Tag archives for wage theft
Reporters investigate worker exploitation and abuse in the H-2 visa program; U.S. labor secretary speaks out on the “on-demand” economy; recycling workers face hazardous conditions and unnecessary injury risks; and some businesses say good-bye to the raise.
After 18 years as a professional house cleaner in the suburbs of Chicago, Magdalena Zylinska says she feels very lucky. Unlike many of her fellow domestic workers, she hasn’t sustained any serious injuries.
Recent pieces address the 50-year-old Older Americans Act, Ebola’s lasting impact on maternal health, day laborers’ fights for fair treatment, and more.
“Yes, you can use my name because it doesn’t matter. They have already done everything they can do to me.” Those are words from Eliceo, a former dairy farm worker in upstate New York. Earlier this year, Eliceo, 36, decided to speak up and share his story with local advocates who are tirelessly working to improve conditions on New York dairy farms and end persistent reports of workplace safety violations, preventable work-related injuries, wage theft, exploitation and in some cases, worker deaths.
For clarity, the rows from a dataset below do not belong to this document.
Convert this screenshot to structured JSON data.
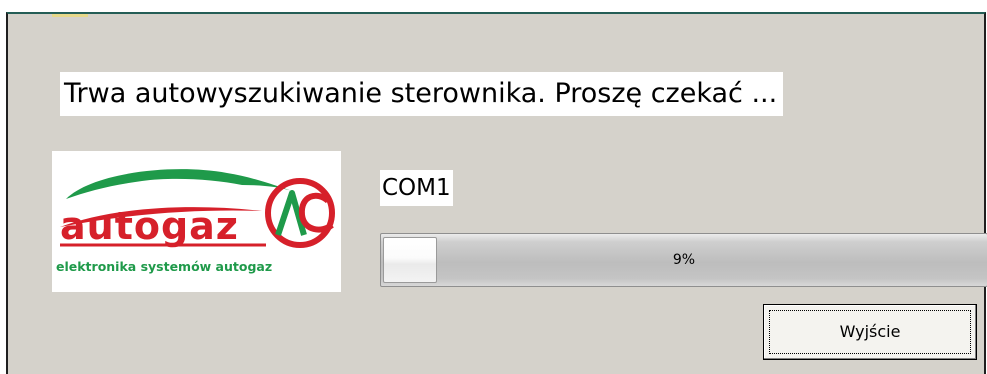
{
  "dialog": {
    "message": "Trwa autowyszukiwanie sterownika. Proszę czekać ...",
    "port": "COM1",
    "progress": {
      "value": 9,
      "text": "9%"
    },
    "exit_label": "Wyjście"
  },
  "logo": {
    "wordmark": "autogaz",
    "badge": "AC",
    "tagline": "elektronika systemów autogaz",
    "colors": {
      "red": "#d6202a",
      "green": "#1f9a4a"
    }
  }
}
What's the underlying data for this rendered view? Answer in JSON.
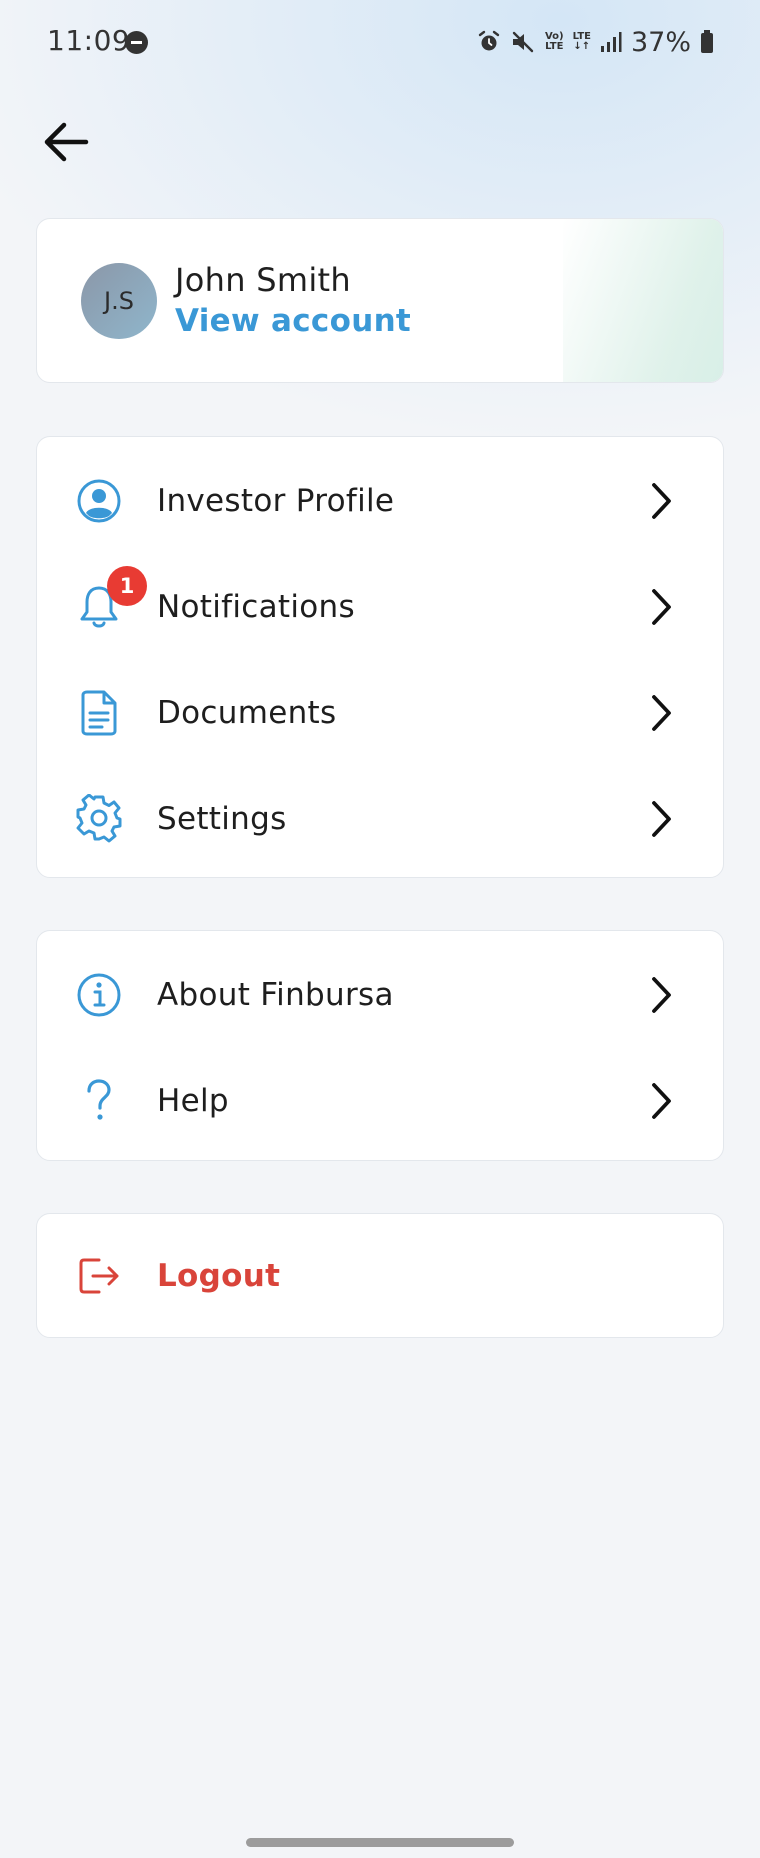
{
  "status_bar": {
    "time": "11:09",
    "lte_top": "Vo)",
    "lte_bottom": "LTE",
    "lte2_top": "LTE",
    "lte2_bottom": "↓↑",
    "battery": "37%"
  },
  "profile": {
    "initials": "J.S",
    "name": "John Smith",
    "link": "View account"
  },
  "menu_group_1": [
    {
      "label": "Investor Profile",
      "icon": "user-circle-icon"
    },
    {
      "label": "Notifications",
      "icon": "bell-icon",
      "badge": "1"
    },
    {
      "label": "Documents",
      "icon": "document-icon"
    },
    {
      "label": "Settings",
      "icon": "gear-icon"
    }
  ],
  "menu_group_2": [
    {
      "label": "About Finbursa",
      "icon": "info-icon"
    },
    {
      "label": "Help",
      "icon": "question-icon"
    }
  ],
  "logout": {
    "label": "Logout",
    "icon": "logout-icon"
  },
  "colors": {
    "accent": "#3a98d6",
    "danger": "#d9443a",
    "badge": "#e83b33"
  }
}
In-depth series investigates worker misclassification; NIOSH observes N95 Day; fast food workers take to the streets; and California moves toward paid sick leave law.
Texas workers face higher workplace fatality risks; Washington state court ruling holds parent company liable for wage violations; rail workers dismayed by union deal that threatens safety; and transgender workers receive new workplace protections.
Obama signs order requiring certain contractors to disclose labor violations; judge rules in favor of college athletes; Brooklyn hospital fined for workplace violence; and workers take wage theft to court.
The White House is poised to take action on workplace discrimination against gay, lesbian, bisexual and transgender workers; Washington farmworkers make history with wage settlement; and OSHA investigates Amazon.com fulfillment centers after two worker deaths.
A investigative Houston Chronicle piece exposes the dangers of the tank cleaning industry; North Carolina lawmakers back fracking secrecy with jail time; and Wal-Mart contractor settles in wage theft case.
Two years ago, domestic workers in Houston, Texas, took part in the first national survey documenting the conditions they face on the job. The experience — a process of shedding light on the often isolating and invisible world of domestic work — was so moving that Houston workers decided they didn’t want to stop there. Instead, they decided it was time to put their personal stories to paper.